Britain, which will host a summit on illicit wildlife trafficking next month, applauded the Security Council for approving a "sanctions regime which includes targeting those who fuel instability by illegally exploiting wildlife".
"This provides us with another avenue to protect vulnerable species and cut off support to criminal and armed groups," said government spokeswoman Iona Thomas.
The UN's US ambassador Samantha Power said: "In recent years wildlife trafficking has become a lucrative business and a source for conflict so it's a sign of progress that the Security Council recognises the link between stopping poaching and advancing peace."
The resolution also stressed the importance of preventing M23 rebels from regrouping in Congo. M23 launched a rebellion in April 2012, becoming the latest reincarnation of a Tutsi rebel group dissatisfied with the Congolese government.

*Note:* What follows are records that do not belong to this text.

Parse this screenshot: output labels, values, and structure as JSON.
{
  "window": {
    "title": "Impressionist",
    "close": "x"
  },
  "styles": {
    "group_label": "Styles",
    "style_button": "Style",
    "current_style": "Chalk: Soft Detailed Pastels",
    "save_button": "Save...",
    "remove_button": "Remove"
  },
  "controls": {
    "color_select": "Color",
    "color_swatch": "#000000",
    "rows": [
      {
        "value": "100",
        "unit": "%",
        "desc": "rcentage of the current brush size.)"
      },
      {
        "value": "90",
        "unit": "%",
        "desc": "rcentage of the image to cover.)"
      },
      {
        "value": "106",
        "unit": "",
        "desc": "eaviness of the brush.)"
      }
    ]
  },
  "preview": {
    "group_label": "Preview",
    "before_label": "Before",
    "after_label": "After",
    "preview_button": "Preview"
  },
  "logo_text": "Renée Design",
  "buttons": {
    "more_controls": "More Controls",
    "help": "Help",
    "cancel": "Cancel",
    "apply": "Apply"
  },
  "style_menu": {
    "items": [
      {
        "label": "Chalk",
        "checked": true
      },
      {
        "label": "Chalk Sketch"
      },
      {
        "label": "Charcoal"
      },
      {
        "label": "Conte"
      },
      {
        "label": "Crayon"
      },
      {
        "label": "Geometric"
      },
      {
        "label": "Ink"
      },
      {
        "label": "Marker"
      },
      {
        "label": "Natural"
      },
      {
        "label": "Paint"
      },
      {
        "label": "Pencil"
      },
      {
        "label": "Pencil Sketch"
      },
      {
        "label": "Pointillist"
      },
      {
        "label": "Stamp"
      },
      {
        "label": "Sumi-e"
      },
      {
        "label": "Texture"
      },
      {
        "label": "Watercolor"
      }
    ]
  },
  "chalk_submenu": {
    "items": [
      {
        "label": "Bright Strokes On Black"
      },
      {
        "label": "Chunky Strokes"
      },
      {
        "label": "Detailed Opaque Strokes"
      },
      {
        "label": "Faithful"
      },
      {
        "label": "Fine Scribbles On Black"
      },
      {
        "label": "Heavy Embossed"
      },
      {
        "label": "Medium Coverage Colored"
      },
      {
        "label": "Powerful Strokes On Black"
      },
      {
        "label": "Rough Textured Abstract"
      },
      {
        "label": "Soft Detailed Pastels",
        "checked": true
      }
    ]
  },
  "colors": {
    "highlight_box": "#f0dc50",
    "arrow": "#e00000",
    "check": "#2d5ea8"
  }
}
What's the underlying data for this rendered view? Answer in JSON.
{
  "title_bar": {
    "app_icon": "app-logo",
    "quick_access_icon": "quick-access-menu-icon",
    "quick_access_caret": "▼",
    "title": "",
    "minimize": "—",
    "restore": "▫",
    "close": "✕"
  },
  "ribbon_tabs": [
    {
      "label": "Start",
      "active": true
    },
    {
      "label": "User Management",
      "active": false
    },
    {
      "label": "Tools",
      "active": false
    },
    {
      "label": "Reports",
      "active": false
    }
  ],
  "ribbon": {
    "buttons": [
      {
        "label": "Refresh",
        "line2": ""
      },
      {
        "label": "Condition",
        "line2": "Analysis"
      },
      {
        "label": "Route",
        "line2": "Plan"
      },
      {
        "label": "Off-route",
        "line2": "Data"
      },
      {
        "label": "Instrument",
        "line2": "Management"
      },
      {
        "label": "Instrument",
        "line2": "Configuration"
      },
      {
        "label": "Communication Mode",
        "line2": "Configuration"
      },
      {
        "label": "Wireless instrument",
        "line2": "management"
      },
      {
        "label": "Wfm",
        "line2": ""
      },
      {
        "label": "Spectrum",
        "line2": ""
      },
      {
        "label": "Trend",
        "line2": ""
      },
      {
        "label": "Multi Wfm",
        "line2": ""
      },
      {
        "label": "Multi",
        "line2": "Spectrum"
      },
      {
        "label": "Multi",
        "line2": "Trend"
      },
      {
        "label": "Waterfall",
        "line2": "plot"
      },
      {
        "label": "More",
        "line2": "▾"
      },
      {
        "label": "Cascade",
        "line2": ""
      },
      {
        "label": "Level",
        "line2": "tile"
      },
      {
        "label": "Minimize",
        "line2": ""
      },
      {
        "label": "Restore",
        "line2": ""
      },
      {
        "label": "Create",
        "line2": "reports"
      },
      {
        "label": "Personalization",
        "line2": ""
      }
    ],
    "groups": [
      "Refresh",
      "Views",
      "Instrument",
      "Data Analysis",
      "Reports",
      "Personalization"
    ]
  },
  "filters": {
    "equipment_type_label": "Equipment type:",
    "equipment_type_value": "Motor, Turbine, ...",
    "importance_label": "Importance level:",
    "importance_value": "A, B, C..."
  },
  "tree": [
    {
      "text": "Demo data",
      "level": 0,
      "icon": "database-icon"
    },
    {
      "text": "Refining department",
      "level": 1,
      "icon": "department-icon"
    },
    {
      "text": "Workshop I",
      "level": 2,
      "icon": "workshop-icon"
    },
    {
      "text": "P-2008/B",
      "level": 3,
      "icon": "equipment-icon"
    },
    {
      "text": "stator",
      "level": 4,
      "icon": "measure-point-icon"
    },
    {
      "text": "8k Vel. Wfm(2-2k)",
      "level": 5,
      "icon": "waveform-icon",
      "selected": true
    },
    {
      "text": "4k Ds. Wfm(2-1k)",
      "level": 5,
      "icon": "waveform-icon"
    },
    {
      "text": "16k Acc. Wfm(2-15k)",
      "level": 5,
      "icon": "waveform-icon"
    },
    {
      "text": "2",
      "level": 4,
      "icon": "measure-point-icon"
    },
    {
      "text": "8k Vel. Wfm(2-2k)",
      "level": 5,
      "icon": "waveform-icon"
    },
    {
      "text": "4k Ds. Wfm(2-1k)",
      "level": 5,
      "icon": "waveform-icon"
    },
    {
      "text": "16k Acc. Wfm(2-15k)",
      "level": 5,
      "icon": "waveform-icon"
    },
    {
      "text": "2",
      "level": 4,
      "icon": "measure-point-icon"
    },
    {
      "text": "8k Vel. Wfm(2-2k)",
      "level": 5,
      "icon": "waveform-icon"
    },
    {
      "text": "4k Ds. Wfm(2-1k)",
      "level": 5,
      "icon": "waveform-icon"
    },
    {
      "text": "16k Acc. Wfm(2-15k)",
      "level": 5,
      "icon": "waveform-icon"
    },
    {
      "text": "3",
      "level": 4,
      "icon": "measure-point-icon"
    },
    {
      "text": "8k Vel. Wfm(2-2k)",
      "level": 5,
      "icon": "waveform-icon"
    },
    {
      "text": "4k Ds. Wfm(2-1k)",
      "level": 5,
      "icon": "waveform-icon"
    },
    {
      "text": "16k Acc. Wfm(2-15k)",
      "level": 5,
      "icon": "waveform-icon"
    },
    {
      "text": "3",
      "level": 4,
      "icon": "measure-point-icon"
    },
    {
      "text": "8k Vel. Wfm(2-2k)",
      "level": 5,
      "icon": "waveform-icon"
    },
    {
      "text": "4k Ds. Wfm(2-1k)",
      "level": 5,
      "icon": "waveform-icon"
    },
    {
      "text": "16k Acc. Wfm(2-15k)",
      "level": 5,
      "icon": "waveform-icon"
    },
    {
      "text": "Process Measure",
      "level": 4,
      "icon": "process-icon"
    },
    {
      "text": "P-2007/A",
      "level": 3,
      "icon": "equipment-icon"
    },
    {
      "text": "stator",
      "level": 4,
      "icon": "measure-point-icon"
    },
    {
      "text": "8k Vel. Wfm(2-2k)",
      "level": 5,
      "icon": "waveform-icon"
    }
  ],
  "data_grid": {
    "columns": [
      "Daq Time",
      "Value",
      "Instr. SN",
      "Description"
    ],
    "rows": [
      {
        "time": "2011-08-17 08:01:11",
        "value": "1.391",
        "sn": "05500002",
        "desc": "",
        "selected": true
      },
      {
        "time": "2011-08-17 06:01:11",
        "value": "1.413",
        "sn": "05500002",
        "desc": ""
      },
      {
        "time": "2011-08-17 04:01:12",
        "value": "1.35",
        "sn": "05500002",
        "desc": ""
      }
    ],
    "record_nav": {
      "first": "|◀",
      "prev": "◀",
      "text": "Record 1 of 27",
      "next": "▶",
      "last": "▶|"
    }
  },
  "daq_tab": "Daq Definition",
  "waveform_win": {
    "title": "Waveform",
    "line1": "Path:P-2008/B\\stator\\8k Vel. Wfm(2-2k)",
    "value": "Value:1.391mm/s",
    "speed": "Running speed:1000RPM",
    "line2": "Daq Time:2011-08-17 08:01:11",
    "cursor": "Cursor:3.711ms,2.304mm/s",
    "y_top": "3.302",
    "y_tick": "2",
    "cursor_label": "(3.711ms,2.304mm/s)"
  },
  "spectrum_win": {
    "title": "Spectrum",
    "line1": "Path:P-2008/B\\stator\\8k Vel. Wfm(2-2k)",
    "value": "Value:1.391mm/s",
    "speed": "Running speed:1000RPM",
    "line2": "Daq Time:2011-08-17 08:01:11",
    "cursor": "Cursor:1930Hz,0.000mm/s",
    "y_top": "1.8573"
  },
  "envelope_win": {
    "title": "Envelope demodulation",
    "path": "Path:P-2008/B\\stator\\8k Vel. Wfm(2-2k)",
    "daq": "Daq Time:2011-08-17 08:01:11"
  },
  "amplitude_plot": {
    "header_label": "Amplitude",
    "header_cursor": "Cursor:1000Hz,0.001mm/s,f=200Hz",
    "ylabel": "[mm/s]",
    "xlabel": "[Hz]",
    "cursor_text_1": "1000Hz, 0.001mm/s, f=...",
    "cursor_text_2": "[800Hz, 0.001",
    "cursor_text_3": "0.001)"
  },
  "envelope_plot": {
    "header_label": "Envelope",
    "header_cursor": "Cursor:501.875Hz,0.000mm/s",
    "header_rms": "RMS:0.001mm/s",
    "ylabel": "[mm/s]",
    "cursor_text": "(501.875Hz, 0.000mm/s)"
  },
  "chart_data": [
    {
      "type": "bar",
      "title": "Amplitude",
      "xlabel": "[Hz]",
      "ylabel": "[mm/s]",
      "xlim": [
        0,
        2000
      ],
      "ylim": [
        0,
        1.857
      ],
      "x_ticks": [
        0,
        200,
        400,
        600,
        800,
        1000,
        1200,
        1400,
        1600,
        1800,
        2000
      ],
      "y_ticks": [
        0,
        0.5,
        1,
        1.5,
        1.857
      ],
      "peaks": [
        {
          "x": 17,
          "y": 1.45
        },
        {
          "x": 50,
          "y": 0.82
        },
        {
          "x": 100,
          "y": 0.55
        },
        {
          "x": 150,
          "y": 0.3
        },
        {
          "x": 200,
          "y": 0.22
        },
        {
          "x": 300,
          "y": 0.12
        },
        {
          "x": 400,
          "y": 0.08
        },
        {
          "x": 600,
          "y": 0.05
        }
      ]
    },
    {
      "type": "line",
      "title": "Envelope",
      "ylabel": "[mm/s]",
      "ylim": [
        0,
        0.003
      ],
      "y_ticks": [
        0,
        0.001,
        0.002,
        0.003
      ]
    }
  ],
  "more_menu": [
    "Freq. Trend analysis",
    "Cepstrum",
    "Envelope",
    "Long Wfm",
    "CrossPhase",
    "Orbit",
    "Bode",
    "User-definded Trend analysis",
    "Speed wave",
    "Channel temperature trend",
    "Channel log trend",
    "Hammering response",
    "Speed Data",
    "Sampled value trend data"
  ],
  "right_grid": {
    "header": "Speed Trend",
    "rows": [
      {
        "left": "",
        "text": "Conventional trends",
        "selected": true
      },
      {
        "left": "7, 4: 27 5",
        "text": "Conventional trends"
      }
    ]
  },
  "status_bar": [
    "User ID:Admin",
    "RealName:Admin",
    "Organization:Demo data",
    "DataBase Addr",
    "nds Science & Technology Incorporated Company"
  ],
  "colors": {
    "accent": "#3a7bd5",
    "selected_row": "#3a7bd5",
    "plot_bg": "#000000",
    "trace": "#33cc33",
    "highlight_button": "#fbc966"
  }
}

Earlier this month, the UN's top envoy in Congo said there were "credible reports" that the rebels were resuming activities despite its military defeat and a peace agreement with the Congolese government last month.
The Congo conflict is a spillover from the 1994 genocide in neighbouring Rwanda.
A heated argument erupted between Congo and Rwanda during the Security Council meeting, with their ambassadors trading insults over allegations that each country is supporting rival armed groups.
A UN experts' report released last week said there was "credible information" that M23 rebels were recruiting inside Rwanda.
The Security Council resolution expressed concern about reports that Congolese soldiers are aiding the FDLR, another rebel group which was formed by extremist Hutus from Rwanda who took part in that country's 1994 genocide and then fled across the border.
Rwandan UN ambassador Eugene Gasana dismissed the experts' report as baseless and Congolese ambassador Gata Mavita demanded evidence of Congolese army support for the FDLR.
In their report, the experts said the slaughter of elephants in Congo "is one of the most tragic consequences of years of war and poor governance".
In Garamba National Park, a census showed fewer than 2,000 elephants were left in 2012, compared with 22,000 in the 1960s.
The report said the Lord's Resistance Army - which originated in Uganda and has waged one of Africa's most brutal rebellions - maintains bases in the park and has engaged in firefights with park rangers, including a shooting in May 2013 that left two girls dead.
Another armed group, Mai Mai Morgan, was "infamous for poaching elephants in the Okapi Fauna Reserve", though its focus in 2013 shifted towards attacking gold mines.
In a report last year, UN secretary general Ban Ki-moon said there were signs that the illegal trade in elephant ivory constituteds an important source of funding for armed groups including the LRA, whose fighters moved into Congo, South Sudan and Central Africa Republic after Ugandan troops flushed them out of their country.
Mr Ban said some African governments were using the army as well as police and paramilitary forces to hunt down poachers, who were using more sophisticated and powerful weapons, including some that may have originated from the fallout of the uprising in Libya that ousted Muammar Gaddafi.
Conservationists say a thriving ivory trade market in Asia is helping fuel the worst poaching epidemic of African elephants in decades. According to the WWF, more than 20,000 elephants are killed each year for their ivory tusks, many of them in Central Africa conflict zones.